Directions: Return the lines below that contain "JSON".

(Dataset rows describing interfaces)
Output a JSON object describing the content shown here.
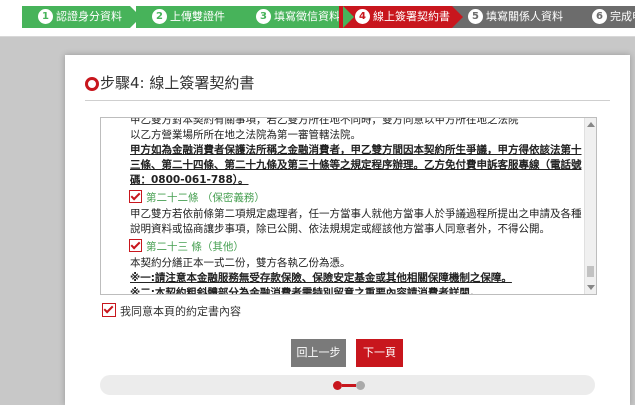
{
  "steps": [
    {
      "num": "1",
      "label": "認證身分資料",
      "state": "done"
    },
    {
      "num": "2",
      "label": "上傳雙證件",
      "state": "done"
    },
    {
      "num": "3",
      "label": "填寫徵信資料",
      "state": "done"
    },
    {
      "num": "4",
      "label": "線上簽署契約書",
      "state": "active"
    },
    {
      "num": "5",
      "label": "填寫關係人資料",
      "state": "todo"
    },
    {
      "num": "6",
      "label": "完成申",
      "state": "todo"
    }
  ],
  "page": {
    "title": "步驟4: 線上簽署契約書"
  },
  "contract": {
    "cutoff_line": "甲乙雙方對本契約有關事項，若乙雙方所在地不同時，雙方同意以甲方所在地之法院",
    "para1_tail": "以乙方營業場所所在地之法院為第一審管轄法院。",
    "para2_bold": "甲方如為金融消費者保護法所稱之金融消費者，甲乙雙方間因本契約所生爭議，甲方得依該法第十三條、第二十四條、第二十九條及第三十條等之規定程序辦理。乙方免付費申訴客服專線（電話號碼：0800-061-788）。",
    "article22_title": "第二十二條 （保密義務）",
    "article22_text": "甲乙雙方若依前條第二項規定處理者，任一方當事人就他方當事人於爭議過程所提出之申請及各種說明資料或協商讓步事項，除已公開、依法規規定或經該他方當事人同意者外，不得公開。",
    "article23_title": "第二十三 條（其他）",
    "article23_text": "本契約分繕正本一式二份，雙方各執乙份為憑。",
    "note1": "※一:請注意本金融服務無受存款保險、保險安定基金或其他相關保障機制之保障。",
    "note2": "※二:本契約粗斜體部分為金融消費者需特別留意之重要內容請消費者詳閱。"
  },
  "agree": {
    "label": "我同意本頁的約定書內容",
    "checked": true
  },
  "buttons": {
    "prev": "回上一步",
    "next": "下一頁"
  },
  "pager": {
    "current": 1,
    "total": 2
  },
  "colors": {
    "accent": "#c8161d",
    "done": "#47b35a",
    "todo": "#6c6c6c"
  }
}
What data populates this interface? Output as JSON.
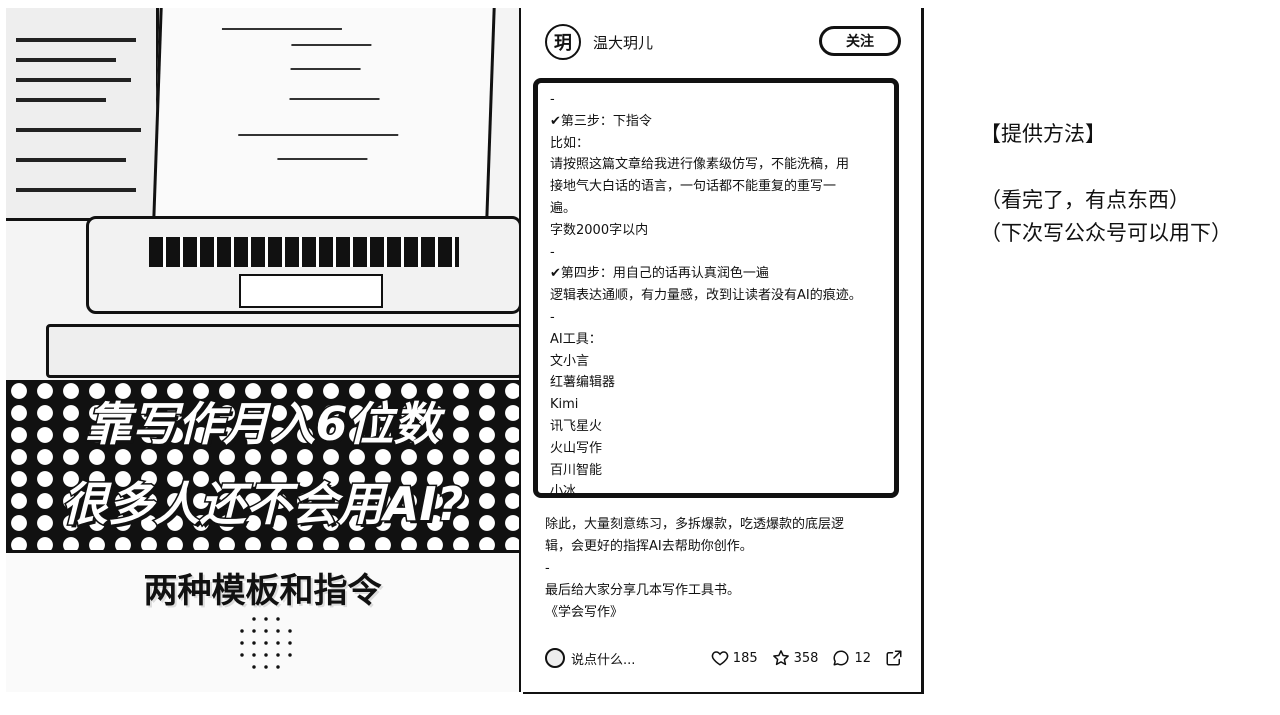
{
  "photo": {
    "title_line1": "靠写作月入6位数",
    "title_line2": "很多人还不会用AI?",
    "caption": "两种模板和指令"
  },
  "post": {
    "author": {
      "name": "温大玥儿",
      "avatar_glyph": "玥"
    },
    "follow_label": "关注",
    "content_lines": [
      "-",
      "✔第三步：下指令",
      "比如：",
      "请按照这篇文章给我进行像素级仿写，不能洗稿，用",
      "接地气大白话的语言，一句话都不能重复的重写一",
      "遍。",
      "字数2000字以内",
      "-",
      "✔第四步：用自己的话再认真润色一遍",
      "逻辑表达通顺，有力量感，改到让读者没有AI的痕迹。",
      "-",
      "AI工具：",
      "文小言",
      "红薯编辑器",
      "Kimi",
      "讯飞星火",
      "火山写作",
      "百川智能",
      "小冰"
    ],
    "after_lines": [
      "除此，大量刻意练习，多拆爆款，吃透爆款的底层逻",
      "辑，会更好的指挥AI去帮助你创作。",
      "-",
      "最后给大家分享几本写作工具书。",
      "《学会写作》"
    ],
    "comment_placeholder": "说点什么...",
    "likes": "185",
    "stars": "358",
    "comments": "12"
  },
  "side_note": {
    "heading": "【提供方法】",
    "line1": "（看完了，有点东西）",
    "line2": "（下次写公众号可以用下）"
  }
}
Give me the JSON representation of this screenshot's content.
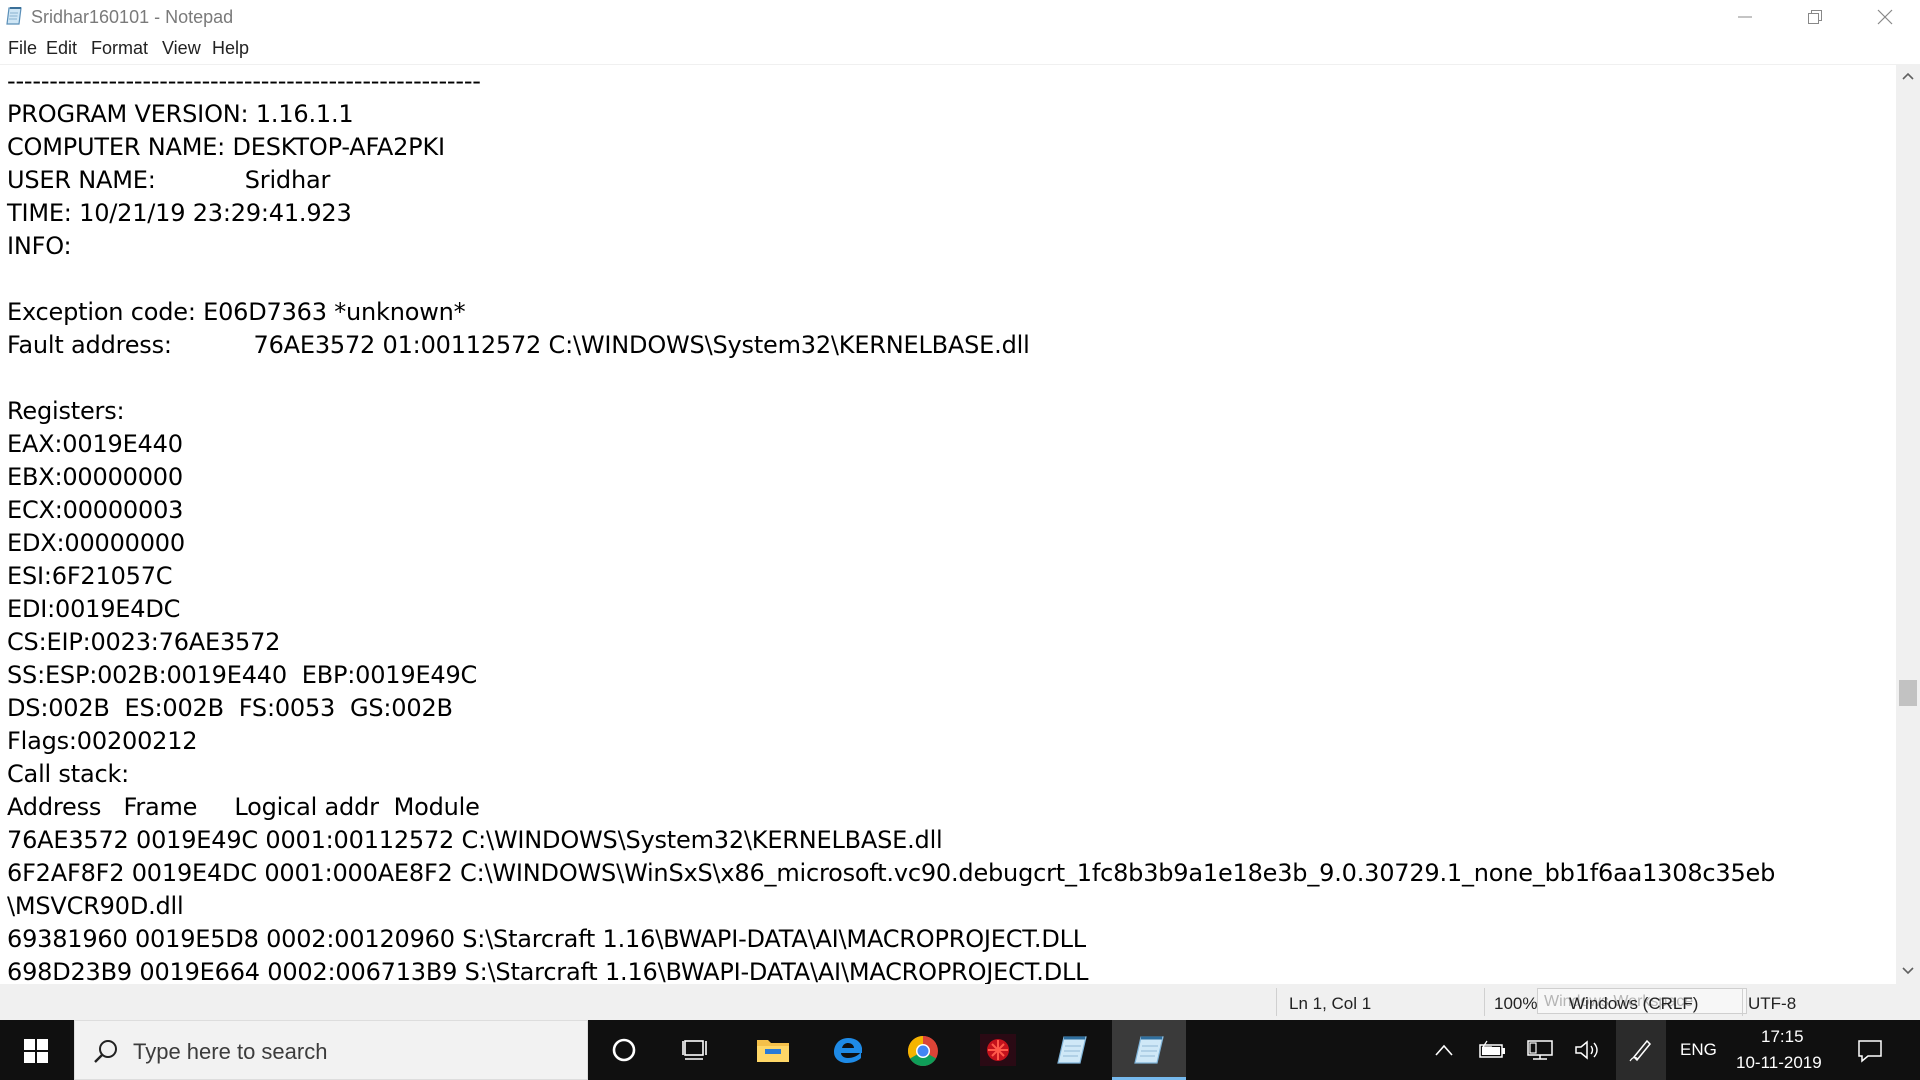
{
  "window": {
    "title": "Sridhar160101 - Notepad",
    "app_icon": "notepad-icon",
    "controls": [
      "minimize-icon",
      "restore-icon",
      "close-icon"
    ]
  },
  "menu": {
    "items": [
      "File",
      "Edit",
      "Format",
      "View",
      "Help"
    ]
  },
  "editor": {
    "lines": [
      "--------------------------------------------------------",
      "PROGRAM VERSION: 1.16.1.1",
      "COMPUTER NAME: DESKTOP-AFA2PKI",
      "USER NAME:            Sridhar",
      "TIME: 10/21/19 23:29:41.923",
      "INFO:",
      "",
      "Exception code: E06D7363 *unknown*",
      "Fault address:           76AE3572 01:00112572 C:\\WINDOWS\\System32\\KERNELBASE.dll",
      "",
      "Registers:",
      "EAX:0019E440",
      "EBX:00000000",
      "ECX:00000003",
      "EDX:00000000",
      "ESI:6F21057C",
      "EDI:0019E4DC",
      "CS:EIP:0023:76AE3572",
      "SS:ESP:002B:0019E440  EBP:0019E49C",
      "DS:002B  ES:002B  FS:0053  GS:002B",
      "Flags:00200212",
      "Call stack:",
      "Address   Frame     Logical addr  Module",
      "76AE3572 0019E49C 0001:00112572 C:\\WINDOWS\\System32\\KERNELBASE.dll",
      "6F2AF8F2 0019E4DC 0001:000AE8F2 C:\\WINDOWS\\WinSxS\\x86_microsoft.vc90.debugcrt_1fc8b3b9a1e18e3b_9.0.30729.1_none_bb1f6aa1308c35eb",
      "\\MSVCR90D.dll",
      "69381960 0019E5D8 0002:00120960 S:\\Starcraft 1.16\\BWAPI-DATA\\AI\\MACROPROJECT.DLL",
      "698D23B9 0019E664 0002:006713B9 S:\\Starcraft 1.16\\BWAPI-DATA\\AI\\MACROPROJECT.DLL"
    ]
  },
  "status": {
    "position": "Ln 1, Col 1",
    "zoom": "100%",
    "line_ending": "Windows (CRLF)",
    "tooltip": "Windows Workspace",
    "encoding": "UTF-8"
  },
  "taskbar": {
    "search_placeholder": "Type here to search",
    "apps": [
      "cortana-icon",
      "task-view-icon",
      "file-explorer-icon",
      "edge-icon",
      "chrome-icon",
      "red-app-icon",
      "notepad-icon",
      "notepad-icon"
    ],
    "tray": {
      "language": "ENG",
      "time": "17:15",
      "date": "10-11-2019"
    }
  }
}
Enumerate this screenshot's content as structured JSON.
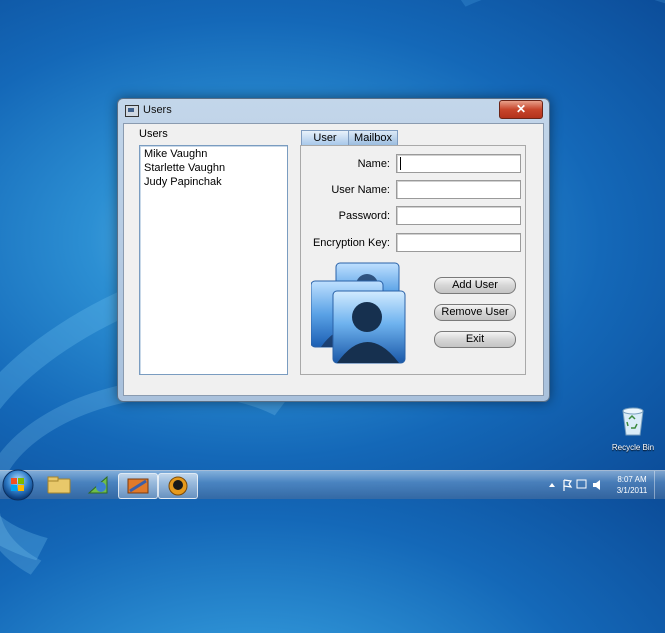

Exercise result:
Output a JSON object describing the content shown here.
What data populates this interface? Output as JSON.
Give me the JSON representation of this screenshot's content.
Enumerate this screenshot's content as structured JSON.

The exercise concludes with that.